The US dollar is the reserve currency of the world, and it is also the benchmark pricing mechanism for most raw material prices. Typically, a weak dollar results in strong commodities prices and vice versa. However, the dollar has been moving lower since January 2017 when the dollar index futures contract traded to the highest level since 2002 at 103.815. Since then, it has been nothing but lower highs and lower lows for the US currency.
The Dollar is Sitting Near Lows
The dollar index has declined by over 6.5% since the January highs, which is a significant move for a currency.
As the daily chart shows, the most recent low in the dollar index has been at 96.70, but the greenback has not strayed far from that level as it consolidates near recent lows. If the pattern that has been in place for more than five months holds, the dollar could be sitting on the edge of a bearish cliff.
The weekly chart shows that the next area of technical support is just below the 96 level, the November 2016 lows. Below there, the currency could be facing a correction down to 91.88, the May 2016 lows, which stands as critical support for the bull market in the dollar that started back in May 2010 at under 79 on the index.
Strength in the Euro Could Mean a Lower Greenback in the Weeks ahead
Interest rate differentials between the dollar and the euro and yen remain supportive of a strong US currency. The current short-term differential is around 140 basis points and could be widening to 165 if the Fed hikes rates at their June meeting this month. However, the economic and political prospects in Europe have been looking a lot better over recent weeks after the election in France.
In many ways, the French election was a referendum for the futures of the European Union and the euro currency. The status quo won in a landslide, and the euro has been rallying since the contest.
As the monthly chart of the euro currency illustrates, the momentum indicator crossed to the upside back in April when the euro first recovered to just under the $1.10 level against the dollar. The trend is now higher for the European currency and with the potential for an end to QE, and maybe even an interest rate hike from negative 40 basis points on the horizon, it is possible that the euro is heading for the $1.20 level sooner rather than later.
Many commodities prices have been moving lower over recent weeks, and a stronger euro and weaker dollar could be the medicine they need to stem the fall.
Commodities are Weak
While most of the precious metals have recovered because of the weakness in the dollar, industrial commodities have had a rough time over recent weeks and even months.
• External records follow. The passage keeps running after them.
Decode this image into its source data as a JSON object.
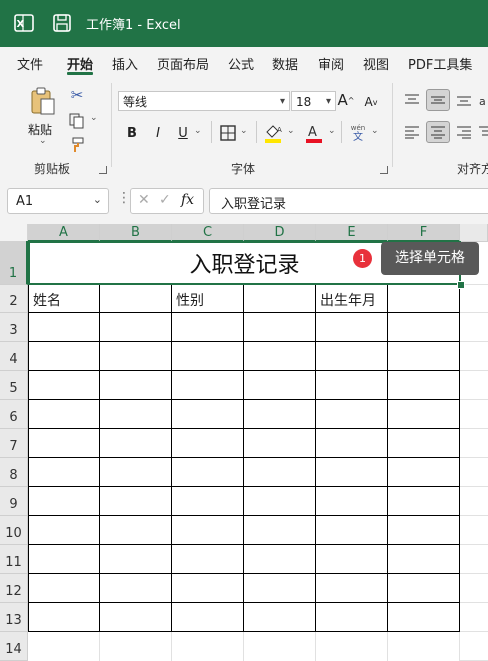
{
  "titlebar": {
    "title": "工作簿1  -  Excel"
  },
  "menu": {
    "tabs": [
      "文件",
      "开始",
      "插入",
      "页面布局",
      "公式",
      "数据",
      "审阅",
      "视图",
      "PDF工具集"
    ],
    "active": "开始"
  },
  "ribbon": {
    "clipboard": {
      "paste_label": "粘贴",
      "group_label": "剪贴板"
    },
    "font": {
      "font_name": "等线",
      "font_size": "18",
      "grow_label": "A",
      "shrink_label": "A",
      "bold_label": "B",
      "italic_label": "I",
      "underline_label": "U",
      "fill_letter": "A",
      "font_color_letter": "A",
      "phonetic_top": "wén",
      "phonetic_bottom": "文",
      "group_label": "字体"
    },
    "alignment": {
      "group_label": "对齐方"
    }
  },
  "formula_bar": {
    "name_box": "A1",
    "fx": "fx",
    "value": "入职登记录"
  },
  "grid": {
    "columns": [
      "A",
      "B",
      "C",
      "D",
      "E",
      "F"
    ],
    "rows": [
      "1",
      "2",
      "3",
      "4",
      "5",
      "6",
      "7",
      "8",
      "9",
      "10",
      "11",
      "12",
      "13",
      "14"
    ],
    "title": "入职登记录",
    "row2": {
      "A": "姓名",
      "C": "性别",
      "E": "出生年月"
    }
  },
  "tooltip": {
    "step": "1",
    "text": "选择单元格"
  },
  "colors": {
    "accent": "#217346",
    "badge": "#e8313b",
    "tooltip_bg": "#595959"
  }
}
The price of iron ore has dropped from over $90 per ton in late February to just under $55 last week. Copper has moved from $2.84 earlier this year to under $2.60, and many other nonferrous metals that trade on the London Metals Exchange have moved lower alongside the red metal. The price of oil has dropped below the $50 per barrel level, and lumber futures have declined from $414 to $355 per 1,000 board feet since April.
Many industrial commodities prices have turned south as optimism about increased demand from infrastructure rebuilding in the US and the potential for a pickup in economic conditions in China has turned to pessimism. The prices for industrial commodities have moved to the downside as reality has replaced optimism.
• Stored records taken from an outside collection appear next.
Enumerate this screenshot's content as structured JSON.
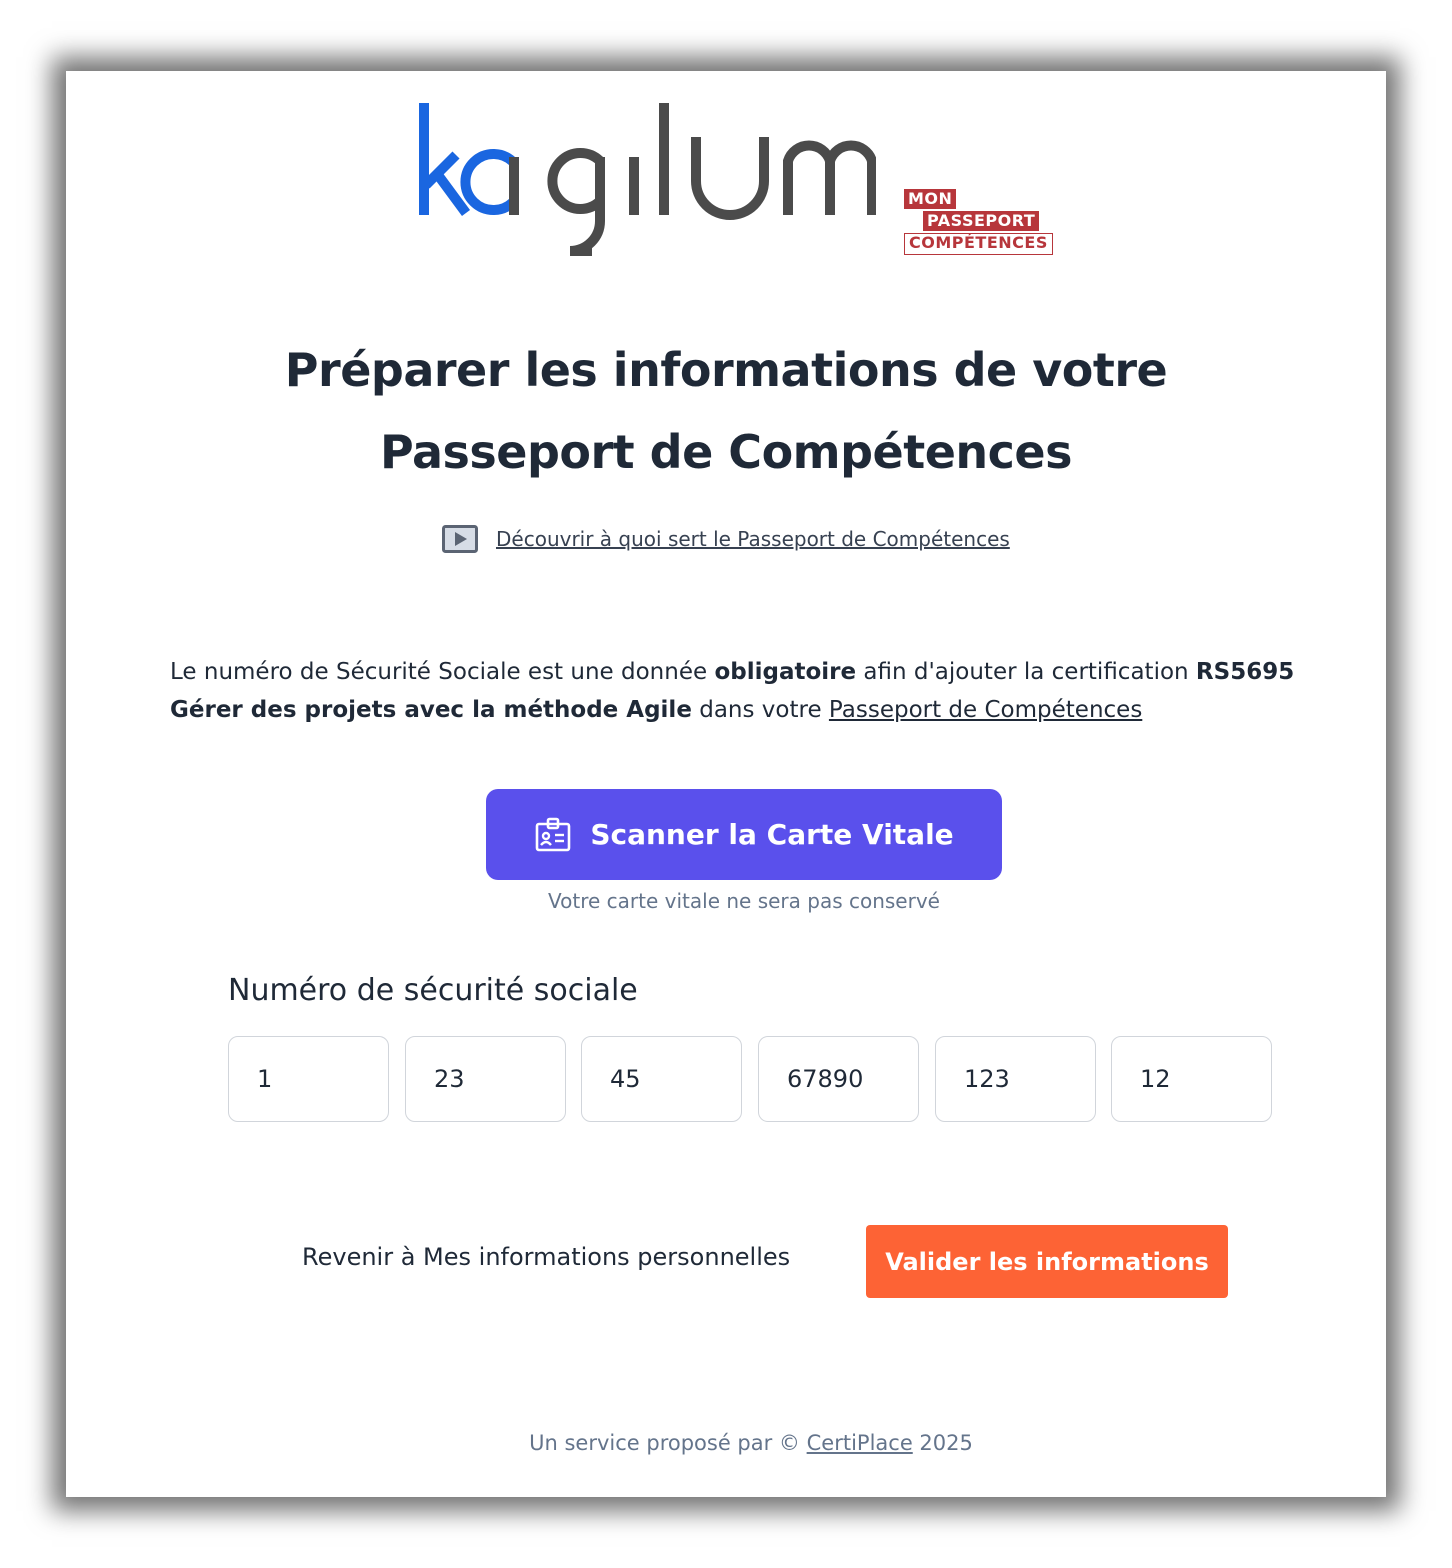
{
  "brand": {
    "logo_text": "kagilum",
    "logo_colors": {
      "blue": "#1a66e0",
      "gray": "#4b4b4b"
    },
    "partner_badge": {
      "line1": "MON",
      "line2": "PASSEPORT",
      "line3": "COMPÉTENCES",
      "color": "#b7363b"
    }
  },
  "header": {
    "title_line1": "Préparer les informations de votre",
    "title_line2": "Passeport de Compétences"
  },
  "video_link": {
    "icon": "play-video-icon",
    "label": "Découvrir à quoi sert le Passeport de Compétences"
  },
  "intro": {
    "part1": "Le numéro de Sécurité Sociale est une donnée ",
    "bold1": "obligatoire",
    "part2": " afin d'ajouter la certification ",
    "bold2": "RS5695 Gérer des projets avec la méthode Agile",
    "part3": " dans votre ",
    "link": "Passeport de Compétences"
  },
  "scan": {
    "icon": "id-card-icon",
    "label": "Scanner la Carte Vitale",
    "note": "Votre carte vitale ne sera pas conservé",
    "color": "#5a50ec"
  },
  "nss": {
    "label": "Numéro de sécurité sociale",
    "fields": [
      "1",
      "23",
      "45",
      "67890",
      "123",
      "12"
    ]
  },
  "actions": {
    "back_label": "Revenir à Mes informations personnelles",
    "validate_label": "Valider les informations",
    "validate_color": "#fd6335"
  },
  "footer": {
    "prefix": "Un service proposé par © ",
    "link": "CertiPlace",
    "suffix": " 2025"
  }
}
The Inverse Relationship is Not Working Well
Industrial commodities prices began to fall in late February and early March of 2017. One of the best indicators of the health of global demand for raw materials is the price action in the Baltic Dry Index. The index peaked in late March at 1,388 and has since dropped to 850 as of June 1. The decline of 38.8% in a little over two months is representative of the weak demand for raw materials. Over the same period, the dollar index has dropped from 99.965 to the 97 level; the weaker dollar has done little to support commodities prices over the past two months.
A Move below Support on the Dollar Index Could Light a Fire under Some Commodities
The next test for the dollar index will come at just below the 96 level on the June futures contract.
The monthly chart shows a downtrend, and it may be just a matter of time before the dollar finds itself below support and moving to levels not seen before the Presidential election in the US last November. A breakdown in the dollar has the potential to ignite commodities price over coming weeks as many have declined into oversold conditions and are waiting for a reason to correct and consolidate.
The traditional relationship between the dollar and commodities prices has not been working in the case of industrial commodities since March. However, a new low in the greenback could lead many raw materials to stop in their bearish tracks over the weeks ahead.